But he was painted in court as someone who could become a “nasty, angry individual” and embarked on a “cynical” and “deliberate” campaign to infect male lovers with HIV.
Rowe told the court how he had learned to cope with panic attacks and anxiety through meditation, practised yoga and took a keen interest in healthy living.
He became a vegan after turning vegetarian at the age of 18 and said he chose to move to Brighton because of its gay and vegan-friendly atmosphere.
The 27-year-old was “very spiritual” and lived by the mantra of “love, life and positivity”.
He loved star signs, likening himself with characteristics of his Libra symbol of being “relationship orientated”, artistic, creative and balanced.

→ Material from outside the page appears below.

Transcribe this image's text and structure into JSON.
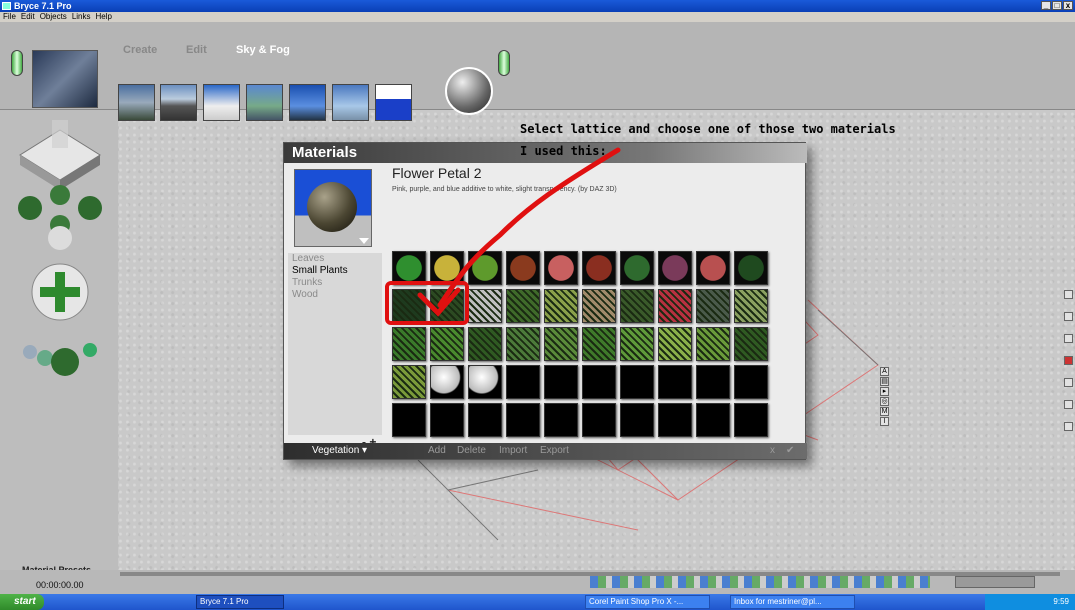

When he was diagnosed with HIV he claimed he coped well with the news and did not feel anger towards whoever had infected him.
After reading articles about the practice online, he tried urine therapy in a bid to rid himself of the illness. This eventually saw him drinking his own urine every morning and regularly throughout the day, he claimed.
This was supplemented with a whole range of natural remedies, oregano, coconut and olive leaf oils, which were reported online as also helping to combat HIV.
Rowe told the court he truly believed he had been cured of the virus by the time he moved to Brighton, even though he had not taken any medical tests to back this up.
The prosecution stripped away his “obliging” and unassuming persona, branding him a cruel and calculating liar.
The court heard how Rowe sent a string of “horrible” and “cruel” texts to several of his victims once they had been romantically involved and had been “playing” with them when they were worried and questioned his HIV status.
Source: The Argus